[Records from a data collection]
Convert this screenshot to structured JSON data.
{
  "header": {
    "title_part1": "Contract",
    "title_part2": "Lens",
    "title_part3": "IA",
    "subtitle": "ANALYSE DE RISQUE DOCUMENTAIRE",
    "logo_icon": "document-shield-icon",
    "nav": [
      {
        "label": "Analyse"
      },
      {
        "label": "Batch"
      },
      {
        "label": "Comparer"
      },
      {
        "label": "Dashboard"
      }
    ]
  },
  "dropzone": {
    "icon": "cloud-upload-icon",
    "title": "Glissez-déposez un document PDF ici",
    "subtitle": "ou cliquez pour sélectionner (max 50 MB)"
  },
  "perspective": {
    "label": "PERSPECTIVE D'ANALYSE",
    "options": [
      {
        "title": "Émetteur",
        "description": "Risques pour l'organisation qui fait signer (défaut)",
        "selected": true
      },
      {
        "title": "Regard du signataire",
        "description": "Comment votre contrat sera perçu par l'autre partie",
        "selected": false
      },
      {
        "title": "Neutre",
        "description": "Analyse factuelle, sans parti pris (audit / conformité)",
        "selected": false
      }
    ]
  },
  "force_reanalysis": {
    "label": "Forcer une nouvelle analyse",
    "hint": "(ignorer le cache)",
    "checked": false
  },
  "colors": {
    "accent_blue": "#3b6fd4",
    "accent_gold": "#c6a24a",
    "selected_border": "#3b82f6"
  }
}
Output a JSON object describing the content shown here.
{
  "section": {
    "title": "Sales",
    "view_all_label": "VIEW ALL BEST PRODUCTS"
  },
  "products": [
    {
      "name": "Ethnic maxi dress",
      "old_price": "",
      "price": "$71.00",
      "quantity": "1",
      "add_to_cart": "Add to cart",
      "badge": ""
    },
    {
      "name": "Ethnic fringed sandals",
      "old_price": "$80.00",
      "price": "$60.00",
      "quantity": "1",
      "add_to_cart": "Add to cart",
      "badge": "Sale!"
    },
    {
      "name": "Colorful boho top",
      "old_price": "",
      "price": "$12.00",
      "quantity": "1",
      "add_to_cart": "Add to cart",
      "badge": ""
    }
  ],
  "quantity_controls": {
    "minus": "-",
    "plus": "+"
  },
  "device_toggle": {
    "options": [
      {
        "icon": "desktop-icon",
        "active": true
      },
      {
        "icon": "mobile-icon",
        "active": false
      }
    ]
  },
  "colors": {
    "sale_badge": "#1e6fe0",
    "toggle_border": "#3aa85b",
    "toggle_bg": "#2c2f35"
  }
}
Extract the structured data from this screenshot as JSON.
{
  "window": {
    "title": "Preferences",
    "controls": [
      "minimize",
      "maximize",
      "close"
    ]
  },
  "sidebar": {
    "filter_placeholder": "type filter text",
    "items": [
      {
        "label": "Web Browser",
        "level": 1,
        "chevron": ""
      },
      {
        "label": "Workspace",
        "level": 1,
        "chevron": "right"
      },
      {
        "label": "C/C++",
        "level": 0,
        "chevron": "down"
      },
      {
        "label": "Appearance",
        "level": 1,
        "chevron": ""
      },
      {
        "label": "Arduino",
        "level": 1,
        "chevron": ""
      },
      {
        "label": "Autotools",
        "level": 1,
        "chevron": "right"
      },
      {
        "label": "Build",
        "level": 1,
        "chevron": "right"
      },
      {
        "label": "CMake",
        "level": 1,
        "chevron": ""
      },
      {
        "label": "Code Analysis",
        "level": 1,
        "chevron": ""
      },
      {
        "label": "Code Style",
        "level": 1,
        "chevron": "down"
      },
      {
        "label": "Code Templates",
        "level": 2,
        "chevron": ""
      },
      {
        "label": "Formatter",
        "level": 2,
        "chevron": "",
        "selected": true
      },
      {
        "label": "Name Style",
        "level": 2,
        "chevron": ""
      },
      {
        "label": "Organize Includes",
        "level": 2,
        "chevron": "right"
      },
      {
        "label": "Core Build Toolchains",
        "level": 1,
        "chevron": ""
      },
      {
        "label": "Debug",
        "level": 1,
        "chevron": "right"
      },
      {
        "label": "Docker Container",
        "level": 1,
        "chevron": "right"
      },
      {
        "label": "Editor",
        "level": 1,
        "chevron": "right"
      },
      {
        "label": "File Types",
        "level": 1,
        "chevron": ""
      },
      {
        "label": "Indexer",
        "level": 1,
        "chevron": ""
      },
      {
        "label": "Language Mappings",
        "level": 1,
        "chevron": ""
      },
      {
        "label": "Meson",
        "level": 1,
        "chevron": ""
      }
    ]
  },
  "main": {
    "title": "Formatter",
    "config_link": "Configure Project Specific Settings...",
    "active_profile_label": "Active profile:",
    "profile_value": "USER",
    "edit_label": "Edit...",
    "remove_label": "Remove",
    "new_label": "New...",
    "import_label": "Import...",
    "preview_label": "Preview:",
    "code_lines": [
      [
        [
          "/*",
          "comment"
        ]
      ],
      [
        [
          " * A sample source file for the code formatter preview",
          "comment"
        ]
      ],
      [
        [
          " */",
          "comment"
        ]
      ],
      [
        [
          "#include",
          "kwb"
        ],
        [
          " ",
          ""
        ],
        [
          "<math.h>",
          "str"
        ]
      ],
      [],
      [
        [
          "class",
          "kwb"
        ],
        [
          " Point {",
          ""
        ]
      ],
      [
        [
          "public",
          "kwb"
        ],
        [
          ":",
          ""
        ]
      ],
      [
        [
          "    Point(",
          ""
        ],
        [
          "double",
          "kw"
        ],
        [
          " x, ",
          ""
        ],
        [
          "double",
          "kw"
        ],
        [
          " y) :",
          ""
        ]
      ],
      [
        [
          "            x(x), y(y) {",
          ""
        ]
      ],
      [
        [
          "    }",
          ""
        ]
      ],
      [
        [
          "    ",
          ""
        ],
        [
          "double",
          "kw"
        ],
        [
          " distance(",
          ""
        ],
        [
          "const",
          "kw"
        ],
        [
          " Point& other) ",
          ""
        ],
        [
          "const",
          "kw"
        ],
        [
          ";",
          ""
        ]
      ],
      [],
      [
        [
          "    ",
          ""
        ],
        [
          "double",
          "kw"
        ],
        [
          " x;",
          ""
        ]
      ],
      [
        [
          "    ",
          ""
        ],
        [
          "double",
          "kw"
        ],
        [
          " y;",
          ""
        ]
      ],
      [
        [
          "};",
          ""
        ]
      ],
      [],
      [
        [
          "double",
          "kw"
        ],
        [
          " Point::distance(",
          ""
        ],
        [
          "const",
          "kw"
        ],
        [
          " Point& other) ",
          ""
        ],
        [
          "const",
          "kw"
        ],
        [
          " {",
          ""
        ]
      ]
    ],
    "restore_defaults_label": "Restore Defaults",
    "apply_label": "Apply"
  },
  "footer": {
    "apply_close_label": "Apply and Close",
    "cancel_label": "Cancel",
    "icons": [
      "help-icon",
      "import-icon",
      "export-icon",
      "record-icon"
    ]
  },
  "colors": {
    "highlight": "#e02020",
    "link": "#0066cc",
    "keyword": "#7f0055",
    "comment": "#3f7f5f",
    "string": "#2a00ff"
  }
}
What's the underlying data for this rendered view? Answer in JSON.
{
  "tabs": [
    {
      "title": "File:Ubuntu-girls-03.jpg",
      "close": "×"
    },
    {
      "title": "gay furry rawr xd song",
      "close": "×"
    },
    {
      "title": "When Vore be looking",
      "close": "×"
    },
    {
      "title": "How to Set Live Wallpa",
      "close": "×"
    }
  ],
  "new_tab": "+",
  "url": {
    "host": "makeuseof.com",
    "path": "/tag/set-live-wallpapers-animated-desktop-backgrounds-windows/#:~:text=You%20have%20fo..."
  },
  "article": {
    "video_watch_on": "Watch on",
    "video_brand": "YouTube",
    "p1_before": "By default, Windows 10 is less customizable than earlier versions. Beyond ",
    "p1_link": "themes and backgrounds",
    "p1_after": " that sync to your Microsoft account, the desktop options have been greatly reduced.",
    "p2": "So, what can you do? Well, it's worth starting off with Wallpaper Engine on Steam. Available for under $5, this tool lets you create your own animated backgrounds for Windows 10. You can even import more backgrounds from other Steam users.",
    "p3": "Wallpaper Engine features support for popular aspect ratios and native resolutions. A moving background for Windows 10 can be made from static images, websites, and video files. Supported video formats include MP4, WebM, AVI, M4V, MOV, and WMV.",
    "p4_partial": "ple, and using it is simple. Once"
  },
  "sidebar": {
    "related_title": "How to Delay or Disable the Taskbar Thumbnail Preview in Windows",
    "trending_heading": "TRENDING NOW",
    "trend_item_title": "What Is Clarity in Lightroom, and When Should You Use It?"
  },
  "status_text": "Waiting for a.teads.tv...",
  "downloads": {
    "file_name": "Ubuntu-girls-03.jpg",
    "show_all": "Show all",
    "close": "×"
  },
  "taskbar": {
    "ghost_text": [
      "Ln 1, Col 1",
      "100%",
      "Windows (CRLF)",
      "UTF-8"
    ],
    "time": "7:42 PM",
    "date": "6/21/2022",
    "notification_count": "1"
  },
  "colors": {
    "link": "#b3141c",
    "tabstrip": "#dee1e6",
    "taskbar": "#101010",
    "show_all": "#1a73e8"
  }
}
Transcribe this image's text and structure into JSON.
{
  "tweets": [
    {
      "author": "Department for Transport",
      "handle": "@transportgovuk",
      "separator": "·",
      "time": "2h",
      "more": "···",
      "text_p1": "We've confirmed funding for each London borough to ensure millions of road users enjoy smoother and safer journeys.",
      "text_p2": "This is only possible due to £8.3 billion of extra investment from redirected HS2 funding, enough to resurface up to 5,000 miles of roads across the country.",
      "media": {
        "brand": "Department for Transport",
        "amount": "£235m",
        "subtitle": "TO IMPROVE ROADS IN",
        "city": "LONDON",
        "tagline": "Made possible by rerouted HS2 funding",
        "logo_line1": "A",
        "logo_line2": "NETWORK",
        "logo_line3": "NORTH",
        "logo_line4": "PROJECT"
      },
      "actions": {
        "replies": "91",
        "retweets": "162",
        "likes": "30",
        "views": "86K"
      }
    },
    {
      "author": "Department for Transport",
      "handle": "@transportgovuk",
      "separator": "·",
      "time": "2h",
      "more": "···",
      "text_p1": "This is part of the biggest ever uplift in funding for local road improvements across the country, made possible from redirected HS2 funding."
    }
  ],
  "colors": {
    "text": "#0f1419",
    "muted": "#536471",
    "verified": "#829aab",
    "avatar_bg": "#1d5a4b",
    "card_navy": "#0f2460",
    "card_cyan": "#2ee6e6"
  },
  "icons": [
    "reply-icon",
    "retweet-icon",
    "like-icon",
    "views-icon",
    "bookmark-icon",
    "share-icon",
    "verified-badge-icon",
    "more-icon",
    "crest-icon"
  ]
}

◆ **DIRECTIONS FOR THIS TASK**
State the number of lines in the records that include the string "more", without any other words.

◆ **RESULT OF THIS TASK**
4